I was attending a course on crisis management earlier this week. It’s great to know how much planning has gone into crisis and emergency management at my workplace. A big organisation such as where I work in would come under intense scrutiny and criticism if it were anywhere less than perfect in handling any emergency or crisis situation.
Being an IT infrastructure person, my scope of emergency preparedness is largely focused in ensuring the continued delivery of IT services. This is a lot more complicated that many people would have envisioned at first thought. Not surprisingly, many non-IT people don’t understand the complexities in continuity management in an IT organisation.
First, like anything else, there’s always the People, Process, and Technology parts to consider. (Some people might know it as People, Process and Product.) But, most people seem to remember only about Technology. As a result, emergency management in IT is often thought to be about UPS, redundant server components, redundant network, backup storage, and alternate data centres.
People in IT will probably (or at least should) appreciate that the technology aspect itself can already be exceedingly complicated. It is easy to understand provisioning of backup power and cooling. (Although, in my experience, most people don’t appreciate the complexities of cooling in a data centre.) The same can also be said about other redundant server and network components. These are the building blocks. Where it gets complicated is when we need complex inter-dependencies between these building blocks to build up a resilient system that can ensure application availability.
Alright, if I just lost you, let me take a step back. Storage is really not as simple as it seems. You know about RAID1 and RAID5. But these do not protect you from a facility-wide outage. You need remote data replication. Now, it is easy to say, but remote data replication leads to many more questions. Is the data replicated synchronously? How is failover handled? How is fail back handled? Is there active-active operation?
Then, when you thought you’ve sort of understood the Technology part, there’s still the People and Processes parts to deal with. You need people to know what they need to do. You need processes in place so that everyone knows what they are supposed to do, and when they are supposed to do. Does everyone know what to do when an emergency situation arises? Are there guidelines to help people recognise an emergency situation? Are there people and processes in place before the emergency situation to ensure that the IT organisation is ready when that said situation arises? How do we know at all that those preparations really work?
There are so many aspects to talk about just in the area of business continuity management in IT. But just let me share a couple of things about communication in an emergency situation. Many organisations forget about the need for well managed communication. Here’s a list of things that happen when IT goes down:
- IT staff respond to the situation.
- Customers, at the same time, are already affected, and they want to know how are they affected and when will things be fixed.
- But of course, IT just responded. They don’t know what is wrong. They are trying to figure that out.
- Customers are impatiently hounding IT. This might actually hinder IT’s work. In fact, this incessant pestering could even be preventing IT from getting useful work done.
- Meanwhile, IT has no useful information to share. Or they are so busy they have no time to share what they think are meaningless information. So customers get no update.

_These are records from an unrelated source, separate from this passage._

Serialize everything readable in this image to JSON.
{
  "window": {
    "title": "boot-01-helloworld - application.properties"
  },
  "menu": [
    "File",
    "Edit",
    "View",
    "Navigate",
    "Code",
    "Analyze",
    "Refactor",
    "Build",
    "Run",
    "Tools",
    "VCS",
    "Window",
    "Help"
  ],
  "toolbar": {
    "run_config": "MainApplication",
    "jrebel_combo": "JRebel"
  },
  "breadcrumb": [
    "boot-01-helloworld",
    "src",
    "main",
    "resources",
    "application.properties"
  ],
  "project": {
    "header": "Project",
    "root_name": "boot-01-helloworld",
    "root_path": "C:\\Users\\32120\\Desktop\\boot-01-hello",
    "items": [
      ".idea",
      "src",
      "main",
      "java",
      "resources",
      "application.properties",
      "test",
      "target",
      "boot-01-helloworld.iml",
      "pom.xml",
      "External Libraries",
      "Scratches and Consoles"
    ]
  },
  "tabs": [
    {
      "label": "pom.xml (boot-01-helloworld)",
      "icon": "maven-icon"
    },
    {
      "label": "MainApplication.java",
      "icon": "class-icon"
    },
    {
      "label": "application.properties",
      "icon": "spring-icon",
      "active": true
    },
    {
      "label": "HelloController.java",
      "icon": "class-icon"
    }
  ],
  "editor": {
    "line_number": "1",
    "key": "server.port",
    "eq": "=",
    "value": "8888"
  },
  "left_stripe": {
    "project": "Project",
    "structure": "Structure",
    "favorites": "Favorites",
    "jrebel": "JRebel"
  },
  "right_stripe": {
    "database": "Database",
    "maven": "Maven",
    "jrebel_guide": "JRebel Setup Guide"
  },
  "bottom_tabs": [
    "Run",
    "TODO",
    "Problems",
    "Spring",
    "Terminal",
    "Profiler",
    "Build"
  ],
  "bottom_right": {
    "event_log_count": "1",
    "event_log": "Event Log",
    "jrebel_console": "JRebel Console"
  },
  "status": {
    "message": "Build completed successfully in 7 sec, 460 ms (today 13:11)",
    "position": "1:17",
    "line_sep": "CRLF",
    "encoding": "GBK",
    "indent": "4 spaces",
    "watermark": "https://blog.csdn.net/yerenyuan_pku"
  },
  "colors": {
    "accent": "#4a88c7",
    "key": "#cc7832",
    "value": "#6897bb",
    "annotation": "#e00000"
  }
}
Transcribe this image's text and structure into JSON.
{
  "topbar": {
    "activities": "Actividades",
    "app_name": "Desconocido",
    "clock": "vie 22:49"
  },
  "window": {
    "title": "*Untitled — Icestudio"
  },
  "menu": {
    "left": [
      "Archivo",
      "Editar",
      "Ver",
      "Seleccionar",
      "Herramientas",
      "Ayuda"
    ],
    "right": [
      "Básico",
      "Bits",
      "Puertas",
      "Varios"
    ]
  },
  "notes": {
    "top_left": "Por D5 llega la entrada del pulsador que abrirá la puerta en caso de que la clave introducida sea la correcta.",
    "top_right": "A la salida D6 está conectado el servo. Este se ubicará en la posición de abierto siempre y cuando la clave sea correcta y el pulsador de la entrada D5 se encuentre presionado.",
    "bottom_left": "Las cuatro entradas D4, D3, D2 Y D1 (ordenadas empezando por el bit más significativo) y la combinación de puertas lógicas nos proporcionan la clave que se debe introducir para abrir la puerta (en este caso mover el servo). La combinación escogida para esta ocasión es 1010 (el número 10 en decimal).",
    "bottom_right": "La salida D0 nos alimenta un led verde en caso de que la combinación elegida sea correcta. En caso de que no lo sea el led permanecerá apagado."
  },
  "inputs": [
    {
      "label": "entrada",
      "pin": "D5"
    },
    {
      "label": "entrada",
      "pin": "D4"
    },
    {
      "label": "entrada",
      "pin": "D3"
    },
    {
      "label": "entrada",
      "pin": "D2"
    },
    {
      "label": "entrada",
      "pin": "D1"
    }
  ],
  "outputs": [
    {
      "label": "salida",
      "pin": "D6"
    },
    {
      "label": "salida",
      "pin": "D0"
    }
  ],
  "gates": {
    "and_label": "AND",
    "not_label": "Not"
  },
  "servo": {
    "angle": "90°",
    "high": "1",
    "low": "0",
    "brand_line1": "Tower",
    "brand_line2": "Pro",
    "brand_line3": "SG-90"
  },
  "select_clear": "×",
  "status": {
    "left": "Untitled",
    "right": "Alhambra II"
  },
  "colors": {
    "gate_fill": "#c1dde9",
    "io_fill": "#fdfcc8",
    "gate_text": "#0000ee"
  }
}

- Customers get angrier.
This degenerative cycle also happens in other areas. Think about all the lack of communication coming from SMRT during the initial major breakdowns. We learn from those mistakes, and subsequently, we get better at communicating with customers. IT may still not know what has gone wrong at the onset of an incident, but they know how to convey their lack of information in such manner that satisfies their stakeholders.
Business continuity for an entire organisation, of course, is a whole lot more in-depth and comprehensive, compared with just what the IT organisation within the business has to deal with.